11 Replies
Steve Flowers

Different hosting situations offer different "shares" of an actual machine. Cheaper plans give you a portion of hardware and connection. The limit isn't really the number of user accounts, it gets hairy with the number of simultaneous users. You'll quickly exceed some of the cheaper plan's limits if you have tons of people hitting the site.

I've used Fatcow, MediaTemple, and SiteGround. All are pretty easy to setup and offer a range of support plans. I think SiteGround and Fatcow offer EZ setup wizards for configuring Moodle on a site as well. I pay $109 for 2 years of Fatcow hosting with one of the budget plans. I wouldn't trust that level of plan for more than 50 peak simultaneous users. Even then, hiccups would be had.

Chris  Glass

At my previous job, we had used Fatcow and they were horrible and provided horrible customer service to us. The applications were slow and really had trouble making things work. We also tried iPage with the same result but Hostgator has been awesome. I am running three different sites and I do not see any problems. Just my experience that I wanted to share with you.

Alexandros Anoyatis

Hi Chris,

It depends on the setup.

My server instances are quite small so I do weekly images of the whole hard drive, which are stored in the cloud. If anything goes wrong, I'd be able to restore that image, with a couple of clicks more-or-less.

If your database is on localhost, then you'd probably be better off writing a cron-job through the console.

However rackspace does offer what they call "MySQL cloud databases", which are hosted remotely (i.e. not on your cloudserver) and can be administered through the Rackspace control panel.

Keep in mind I am using the Rackspace service in the UK cloud, so there may be some differences compared to the US, although probably favoring the latter service, if any.

You do have to be quite experienced in setting up Linux Servers though, and have some background knowledge on TCP/IP, Port forwarding, and web servers like Apache, lighttpd, or nginx, plus whatever else your LMS requires (e.g. an application server like Tomcat).

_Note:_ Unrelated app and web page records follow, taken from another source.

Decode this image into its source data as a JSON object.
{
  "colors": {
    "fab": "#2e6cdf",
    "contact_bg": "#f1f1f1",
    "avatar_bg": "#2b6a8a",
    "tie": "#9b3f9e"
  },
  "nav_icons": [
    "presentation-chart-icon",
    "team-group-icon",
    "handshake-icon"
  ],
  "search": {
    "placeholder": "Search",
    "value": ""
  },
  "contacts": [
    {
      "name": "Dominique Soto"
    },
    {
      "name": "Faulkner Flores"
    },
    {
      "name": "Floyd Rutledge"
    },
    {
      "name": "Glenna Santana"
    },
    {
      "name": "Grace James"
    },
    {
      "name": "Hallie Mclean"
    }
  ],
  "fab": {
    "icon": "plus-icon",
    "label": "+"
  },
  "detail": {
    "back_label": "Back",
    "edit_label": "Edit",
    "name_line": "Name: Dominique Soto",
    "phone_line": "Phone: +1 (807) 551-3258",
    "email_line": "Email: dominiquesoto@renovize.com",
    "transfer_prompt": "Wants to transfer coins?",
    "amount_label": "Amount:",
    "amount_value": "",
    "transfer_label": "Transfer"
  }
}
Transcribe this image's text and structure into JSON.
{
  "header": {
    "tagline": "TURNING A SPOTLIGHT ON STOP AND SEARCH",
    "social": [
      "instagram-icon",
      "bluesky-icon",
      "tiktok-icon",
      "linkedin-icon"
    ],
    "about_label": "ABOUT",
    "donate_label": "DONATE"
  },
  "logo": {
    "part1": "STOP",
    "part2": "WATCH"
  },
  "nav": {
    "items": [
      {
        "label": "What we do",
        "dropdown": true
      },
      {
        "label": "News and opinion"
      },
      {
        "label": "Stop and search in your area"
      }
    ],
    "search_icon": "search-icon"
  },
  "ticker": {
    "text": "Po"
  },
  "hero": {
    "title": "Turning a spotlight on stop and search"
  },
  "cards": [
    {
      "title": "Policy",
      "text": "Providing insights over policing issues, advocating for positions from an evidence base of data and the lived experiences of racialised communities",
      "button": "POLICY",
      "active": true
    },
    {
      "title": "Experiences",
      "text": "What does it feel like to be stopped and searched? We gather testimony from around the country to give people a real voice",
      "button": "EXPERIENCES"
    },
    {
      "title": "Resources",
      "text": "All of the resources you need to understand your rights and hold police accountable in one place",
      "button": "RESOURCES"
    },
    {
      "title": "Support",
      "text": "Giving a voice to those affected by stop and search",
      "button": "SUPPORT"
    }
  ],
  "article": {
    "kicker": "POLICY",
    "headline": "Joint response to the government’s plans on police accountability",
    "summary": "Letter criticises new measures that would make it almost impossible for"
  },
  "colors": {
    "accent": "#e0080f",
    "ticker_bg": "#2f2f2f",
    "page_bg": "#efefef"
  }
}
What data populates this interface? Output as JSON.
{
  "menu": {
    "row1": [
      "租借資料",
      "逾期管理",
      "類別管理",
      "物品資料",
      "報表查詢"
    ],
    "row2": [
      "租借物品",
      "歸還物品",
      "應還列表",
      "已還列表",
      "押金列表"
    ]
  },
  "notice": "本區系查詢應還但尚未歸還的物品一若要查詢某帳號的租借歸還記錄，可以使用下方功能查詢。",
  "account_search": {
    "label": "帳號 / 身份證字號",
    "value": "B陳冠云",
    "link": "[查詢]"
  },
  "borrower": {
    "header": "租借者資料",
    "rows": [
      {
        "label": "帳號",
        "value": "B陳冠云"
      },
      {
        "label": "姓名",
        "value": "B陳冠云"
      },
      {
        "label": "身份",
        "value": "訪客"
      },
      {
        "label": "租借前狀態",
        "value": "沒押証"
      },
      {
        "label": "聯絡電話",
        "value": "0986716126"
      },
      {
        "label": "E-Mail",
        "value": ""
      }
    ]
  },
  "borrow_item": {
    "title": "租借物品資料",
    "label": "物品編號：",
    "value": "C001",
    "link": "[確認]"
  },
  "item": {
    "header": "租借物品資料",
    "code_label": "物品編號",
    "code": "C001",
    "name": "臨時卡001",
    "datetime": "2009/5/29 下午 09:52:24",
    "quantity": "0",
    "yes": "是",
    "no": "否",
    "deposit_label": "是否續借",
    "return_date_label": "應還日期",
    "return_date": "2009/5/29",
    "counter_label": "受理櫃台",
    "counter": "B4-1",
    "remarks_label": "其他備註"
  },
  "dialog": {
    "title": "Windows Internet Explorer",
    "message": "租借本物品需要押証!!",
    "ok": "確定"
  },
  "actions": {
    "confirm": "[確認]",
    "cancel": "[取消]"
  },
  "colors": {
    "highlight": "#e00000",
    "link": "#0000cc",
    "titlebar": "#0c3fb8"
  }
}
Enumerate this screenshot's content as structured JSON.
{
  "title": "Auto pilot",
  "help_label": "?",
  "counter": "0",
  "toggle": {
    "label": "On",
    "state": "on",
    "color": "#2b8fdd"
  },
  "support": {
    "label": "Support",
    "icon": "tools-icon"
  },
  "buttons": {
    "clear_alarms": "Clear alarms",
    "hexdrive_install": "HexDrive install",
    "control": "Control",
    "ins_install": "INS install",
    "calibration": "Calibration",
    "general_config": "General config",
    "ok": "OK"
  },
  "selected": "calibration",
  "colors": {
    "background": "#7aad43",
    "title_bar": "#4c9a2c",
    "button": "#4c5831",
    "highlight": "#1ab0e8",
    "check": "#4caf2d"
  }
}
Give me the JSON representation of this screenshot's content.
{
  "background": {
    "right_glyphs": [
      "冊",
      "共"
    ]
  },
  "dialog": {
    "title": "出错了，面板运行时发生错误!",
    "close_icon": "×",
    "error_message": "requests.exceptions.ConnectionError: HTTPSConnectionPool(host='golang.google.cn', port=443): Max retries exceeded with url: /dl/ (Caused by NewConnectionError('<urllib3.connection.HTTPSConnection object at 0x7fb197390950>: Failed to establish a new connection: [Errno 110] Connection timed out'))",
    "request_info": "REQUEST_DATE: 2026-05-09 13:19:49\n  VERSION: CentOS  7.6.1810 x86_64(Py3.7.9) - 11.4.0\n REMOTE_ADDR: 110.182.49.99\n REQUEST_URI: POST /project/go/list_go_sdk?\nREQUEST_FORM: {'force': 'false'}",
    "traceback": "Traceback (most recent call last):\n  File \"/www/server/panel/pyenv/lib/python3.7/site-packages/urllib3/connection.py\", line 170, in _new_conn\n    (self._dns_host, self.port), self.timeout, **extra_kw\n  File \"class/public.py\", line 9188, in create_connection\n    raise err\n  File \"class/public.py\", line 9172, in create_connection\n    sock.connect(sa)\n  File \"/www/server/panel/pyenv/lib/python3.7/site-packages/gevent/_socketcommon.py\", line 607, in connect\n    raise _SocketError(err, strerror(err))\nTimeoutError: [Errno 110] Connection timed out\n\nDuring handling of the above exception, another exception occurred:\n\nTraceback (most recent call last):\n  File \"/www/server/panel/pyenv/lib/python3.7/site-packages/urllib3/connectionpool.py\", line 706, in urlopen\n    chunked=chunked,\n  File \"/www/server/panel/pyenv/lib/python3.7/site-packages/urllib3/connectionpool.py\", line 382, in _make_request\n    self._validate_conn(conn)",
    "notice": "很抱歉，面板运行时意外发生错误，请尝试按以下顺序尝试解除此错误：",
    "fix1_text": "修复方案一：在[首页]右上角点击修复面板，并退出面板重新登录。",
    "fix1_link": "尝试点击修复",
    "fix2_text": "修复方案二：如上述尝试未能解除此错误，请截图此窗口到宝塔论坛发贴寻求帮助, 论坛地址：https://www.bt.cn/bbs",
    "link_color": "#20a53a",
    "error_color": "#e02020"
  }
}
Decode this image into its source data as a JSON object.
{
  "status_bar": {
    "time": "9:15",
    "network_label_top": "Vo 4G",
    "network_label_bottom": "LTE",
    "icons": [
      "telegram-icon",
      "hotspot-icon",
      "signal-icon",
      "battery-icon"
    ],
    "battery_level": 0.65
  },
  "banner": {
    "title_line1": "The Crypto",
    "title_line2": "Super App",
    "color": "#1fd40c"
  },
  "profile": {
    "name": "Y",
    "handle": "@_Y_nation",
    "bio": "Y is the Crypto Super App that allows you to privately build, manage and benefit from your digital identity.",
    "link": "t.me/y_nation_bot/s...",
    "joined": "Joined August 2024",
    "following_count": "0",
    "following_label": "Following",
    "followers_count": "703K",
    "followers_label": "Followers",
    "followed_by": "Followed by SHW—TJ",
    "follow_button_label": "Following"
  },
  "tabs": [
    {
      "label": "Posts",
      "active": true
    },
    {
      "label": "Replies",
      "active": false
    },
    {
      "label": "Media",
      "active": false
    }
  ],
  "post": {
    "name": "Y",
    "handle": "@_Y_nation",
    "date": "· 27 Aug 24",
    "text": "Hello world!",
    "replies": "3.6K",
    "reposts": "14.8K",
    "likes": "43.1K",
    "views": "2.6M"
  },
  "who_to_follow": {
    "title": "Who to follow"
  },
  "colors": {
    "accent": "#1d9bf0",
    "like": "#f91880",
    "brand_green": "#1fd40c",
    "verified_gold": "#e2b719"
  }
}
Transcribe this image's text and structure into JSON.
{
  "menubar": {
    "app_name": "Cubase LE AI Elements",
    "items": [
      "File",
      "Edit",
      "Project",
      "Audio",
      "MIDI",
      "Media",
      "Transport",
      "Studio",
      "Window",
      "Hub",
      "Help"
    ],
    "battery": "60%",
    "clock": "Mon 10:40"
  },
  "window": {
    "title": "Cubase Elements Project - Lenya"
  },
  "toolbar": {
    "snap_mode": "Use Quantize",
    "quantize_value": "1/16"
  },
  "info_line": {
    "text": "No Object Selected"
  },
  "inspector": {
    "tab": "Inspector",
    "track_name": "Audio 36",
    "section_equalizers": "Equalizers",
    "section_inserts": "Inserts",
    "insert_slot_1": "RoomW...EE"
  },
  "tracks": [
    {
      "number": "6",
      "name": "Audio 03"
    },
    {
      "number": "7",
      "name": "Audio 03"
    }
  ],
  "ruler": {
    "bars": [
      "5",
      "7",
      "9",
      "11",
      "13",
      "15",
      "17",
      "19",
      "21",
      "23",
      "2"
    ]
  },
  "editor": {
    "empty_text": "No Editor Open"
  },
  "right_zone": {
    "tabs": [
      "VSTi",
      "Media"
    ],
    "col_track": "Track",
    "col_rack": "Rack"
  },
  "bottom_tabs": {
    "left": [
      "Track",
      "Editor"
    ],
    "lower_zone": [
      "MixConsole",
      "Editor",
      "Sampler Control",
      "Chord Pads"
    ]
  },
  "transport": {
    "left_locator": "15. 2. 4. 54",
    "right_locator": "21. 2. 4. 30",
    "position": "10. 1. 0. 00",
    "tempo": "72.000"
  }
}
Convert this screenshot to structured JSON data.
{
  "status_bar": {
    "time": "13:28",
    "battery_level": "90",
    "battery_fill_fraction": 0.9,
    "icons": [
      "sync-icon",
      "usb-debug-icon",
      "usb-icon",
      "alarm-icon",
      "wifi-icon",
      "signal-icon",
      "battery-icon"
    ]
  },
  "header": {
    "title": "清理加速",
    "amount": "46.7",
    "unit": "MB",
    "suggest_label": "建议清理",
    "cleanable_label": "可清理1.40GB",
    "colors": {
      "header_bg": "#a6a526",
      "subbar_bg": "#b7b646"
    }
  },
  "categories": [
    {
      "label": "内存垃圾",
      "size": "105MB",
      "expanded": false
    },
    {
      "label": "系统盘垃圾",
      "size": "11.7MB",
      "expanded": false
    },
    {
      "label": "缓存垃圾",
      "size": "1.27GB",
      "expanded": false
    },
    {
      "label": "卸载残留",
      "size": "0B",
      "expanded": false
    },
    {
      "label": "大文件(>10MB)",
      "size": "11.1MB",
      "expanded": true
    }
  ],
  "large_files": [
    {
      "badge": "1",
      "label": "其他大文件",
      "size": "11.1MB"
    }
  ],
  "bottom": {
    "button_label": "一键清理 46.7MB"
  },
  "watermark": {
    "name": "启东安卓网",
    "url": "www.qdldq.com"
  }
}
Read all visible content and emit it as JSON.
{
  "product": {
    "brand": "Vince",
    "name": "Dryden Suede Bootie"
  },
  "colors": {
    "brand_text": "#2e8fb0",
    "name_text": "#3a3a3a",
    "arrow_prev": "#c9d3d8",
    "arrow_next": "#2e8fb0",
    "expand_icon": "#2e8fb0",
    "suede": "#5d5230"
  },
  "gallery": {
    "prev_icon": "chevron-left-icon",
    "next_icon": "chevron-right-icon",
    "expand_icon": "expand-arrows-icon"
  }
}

However, once you get everything secure and running, I don't think you can beat the service, even from a value standpoint.

Hope this helps,